$s = new XML_RPC_Server($myDispMap, 0);

// ... some code that does other stuff here


Fault reporting

Fault codes for your servers should start at the value indicated by the global $xmlrpcerruser + 1.

Standard errors returned by the server include:

1 Unknown method

Returned if the server was asked to dispatch a method it didn't know about

2 Invalid return payload

This error is actually generated by the client, not server, code, but signifies that a server returned something it couldn't understand.

3 Incorrect parameters

This error is generated when the server has signature(s) defined for a method, and the parameters passed by the client do not match any of signatures.

4 Can't introspect: method unknown

This error is generated by the builtin system.*() methods when any kind of introspection is attempted on a method undefined by the server.

5 Didn't receive 200 OK from remote server

This error is generated by the client when a remote server doesn't return HTTP/1.1 200 OK in response to a request.
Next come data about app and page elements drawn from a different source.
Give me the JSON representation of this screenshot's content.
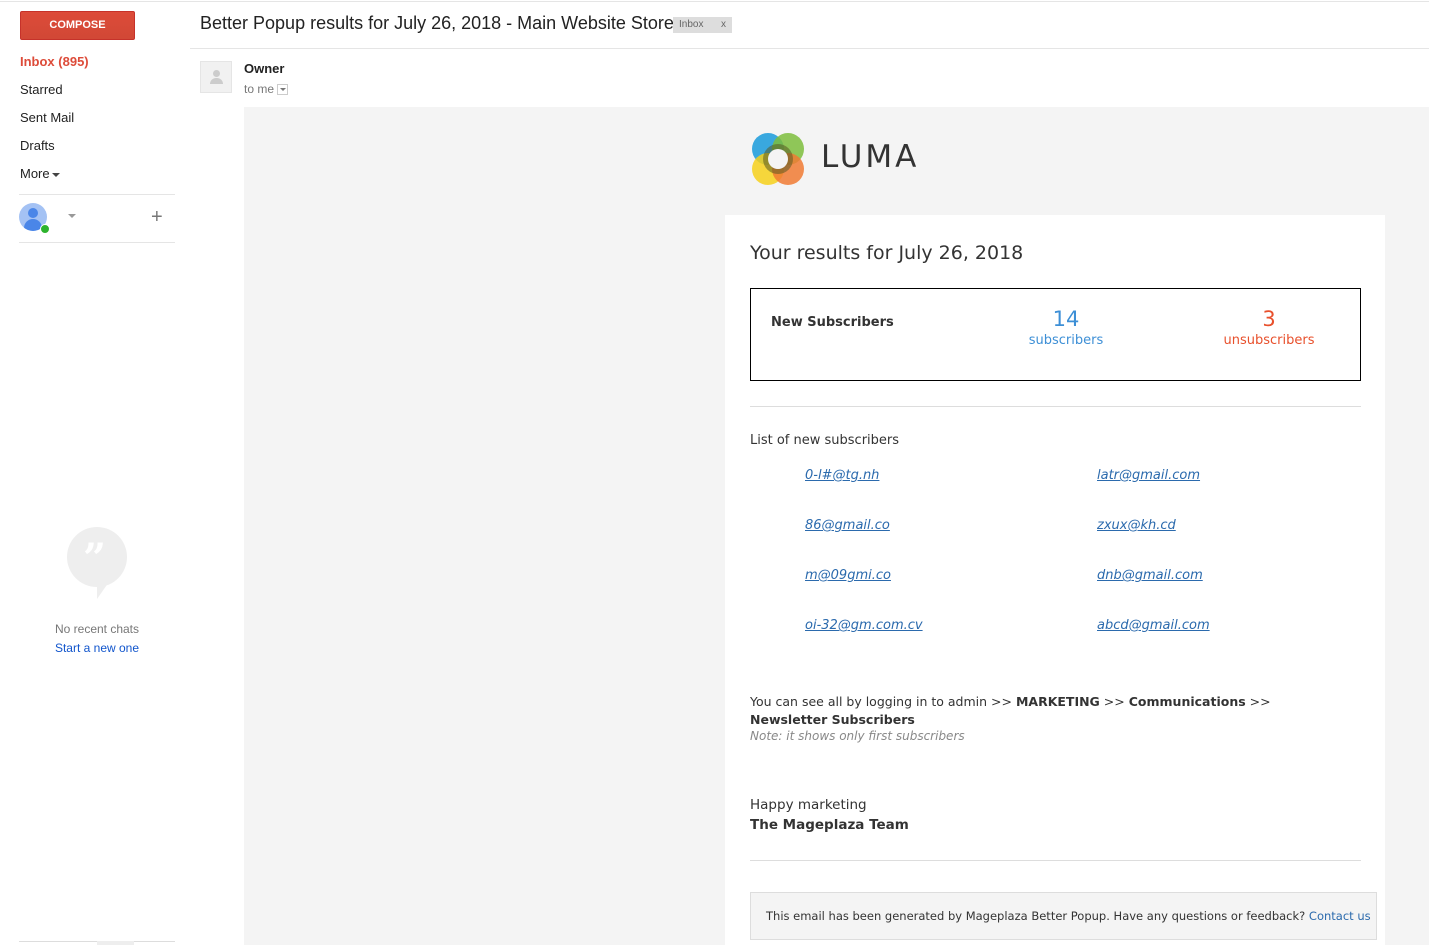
{
  "sidebar": {
    "compose_label": "COMPOSE",
    "nav_items": [
      {
        "label": "Inbox (895)",
        "active": true
      },
      {
        "label": "Starred"
      },
      {
        "label": "Sent Mail"
      },
      {
        "label": "Drafts"
      },
      {
        "label": "More"
      }
    ],
    "chat": {
      "empty_text": "No recent chats",
      "start_link": "Start a new one"
    }
  },
  "header": {
    "subject": "Better Popup results for July 26, 2018 - Main Website Store",
    "label_chip": "Inbox",
    "label_remove": "x",
    "sender": "Owner",
    "recipient": "to me"
  },
  "email": {
    "brand": "LUMA",
    "results_title": "Your results for July 26, 2018",
    "stats": {
      "label": "New Subscribers",
      "subscribers_count": "14",
      "subscribers_label": "subscribers",
      "unsubscribers_count": "3",
      "unsubscribers_label": "unsubscribers",
      "subscribers_color": "#3d8fd6",
      "unsubscribers_color": "#e8502c"
    },
    "list_title": "List of new subscribers",
    "subscribers": [
      "0-l#@tg.nh",
      "latr@gmail.com",
      "86@gmail.co",
      "zxux@kh.cd",
      "m@09gmi.co",
      "dnb@gmail.com",
      "oi-32@gm.com.cv",
      "abcd@gmail.com"
    ],
    "info": {
      "prefix": "You can see all by logging in to admin >> ",
      "step1": "MARKETING",
      "sep1": " >> ",
      "step2": "Communications",
      "sep2": " >> ",
      "step3": "Newsletter Subscribers"
    },
    "note": "Note: it shows only first subscribers",
    "signoff": "Happy marketing",
    "team": "The Mageplaza Team",
    "footer_text": "This email has been generated by Mageplaza Better Popup. Have any questions or feedback? ",
    "footer_link": "Contact us"
  }
}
A more detailed error report is added onto the end of the phrase above.

100- XML parse errors

Returns 100 plus the XML parser error code for the fault that occurred. The faultString returned explains where the parse error was in the incoming XML stream.


This class generates string representations of the data in XML_RPC_Value objects.

Other Functions

Below are functions that lay outside the various XML_RPC objects.


Takes native php types and encodes them into XML_RPC PHP object format.


Takes a message in PHP XML_RPC object format and translates it into native PHP types.